[Component data from apps and pages]
▶

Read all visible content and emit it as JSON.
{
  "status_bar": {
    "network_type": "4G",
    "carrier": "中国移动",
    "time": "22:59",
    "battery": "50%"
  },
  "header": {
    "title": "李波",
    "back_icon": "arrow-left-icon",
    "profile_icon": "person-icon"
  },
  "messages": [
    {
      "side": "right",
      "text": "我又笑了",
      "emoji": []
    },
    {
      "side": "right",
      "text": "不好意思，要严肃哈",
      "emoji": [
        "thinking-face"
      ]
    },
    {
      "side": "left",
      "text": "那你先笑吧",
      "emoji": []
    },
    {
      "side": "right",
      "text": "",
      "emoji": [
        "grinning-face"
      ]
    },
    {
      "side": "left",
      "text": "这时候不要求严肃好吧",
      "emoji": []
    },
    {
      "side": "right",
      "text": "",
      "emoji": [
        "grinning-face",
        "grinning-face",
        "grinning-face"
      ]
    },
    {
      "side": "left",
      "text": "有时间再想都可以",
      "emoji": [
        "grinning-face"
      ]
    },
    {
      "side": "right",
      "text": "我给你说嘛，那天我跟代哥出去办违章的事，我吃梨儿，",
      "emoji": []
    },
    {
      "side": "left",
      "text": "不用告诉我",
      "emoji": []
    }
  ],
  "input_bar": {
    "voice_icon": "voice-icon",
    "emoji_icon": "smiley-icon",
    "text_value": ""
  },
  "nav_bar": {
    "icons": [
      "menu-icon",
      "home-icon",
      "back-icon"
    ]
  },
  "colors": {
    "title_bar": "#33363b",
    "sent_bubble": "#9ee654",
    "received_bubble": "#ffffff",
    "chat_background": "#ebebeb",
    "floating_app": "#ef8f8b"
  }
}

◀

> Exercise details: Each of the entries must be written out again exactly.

> Result of this task:
Read all visible content and emit it as JSON.
{
  "status_bar": {
    "network_type": "4G",
    "carrier": "中国移动",
    "time": "22:59",
    "battery": "50%"
  },
  "header": {
    "title": "李波",
    "back_icon": "arrow-left-icon",
    "profile_icon": "person-icon"
  },
  "messages": [
    {
      "side": "right",
      "text": "我又笑了",
      "emoji": []
    },
    {
      "side": "right",
      "text": "不好意思，要严肃哈",
      "emoji": [
        "thinking-face"
      ]
    },
    {
      "side": "left",
      "text": "那你先笑吧",
      "emoji": []
    },
    {
      "side": "right",
      "text": "",
      "emoji": [
        "grinning-face"
      ]
    },
    {
      "side": "left",
      "text": "这时候不要求严肃好吧",
      "emoji": []
    },
    {
      "side": "right",
      "text": "",
      "emoji": [
        "grinning-face",
        "grinning-face",
        "grinning-face"
      ]
    },
    {
      "side": "left",
      "text": "有时间再想都可以",
      "emoji": [
        "grinning-face"
      ]
    },
    {
      "side": "right",
      "text": "我给你说嘛，那天我跟代哥出去办违章的事，我吃梨儿，",
      "emoji": []
    },
    {
      "side": "left",
      "text": "不用告诉我",
      "emoji": []
    }
  ],
  "input_bar": {
    "voice_icon": "voice-icon",
    "emoji_icon": "smiley-icon",
    "text_value": ""
  },
  "nav_bar": {
    "icons": [
      "menu-icon",
      "home-icon",
      "back-icon"
    ]
  },
  "colors": {
    "title_bar": "#33363b",
    "sent_bubble": "#9ee654",
    "received_bubble": "#ffffff",
    "chat_background": "#ebebeb",
    "floating_app": "#ef8f8b"
  }
}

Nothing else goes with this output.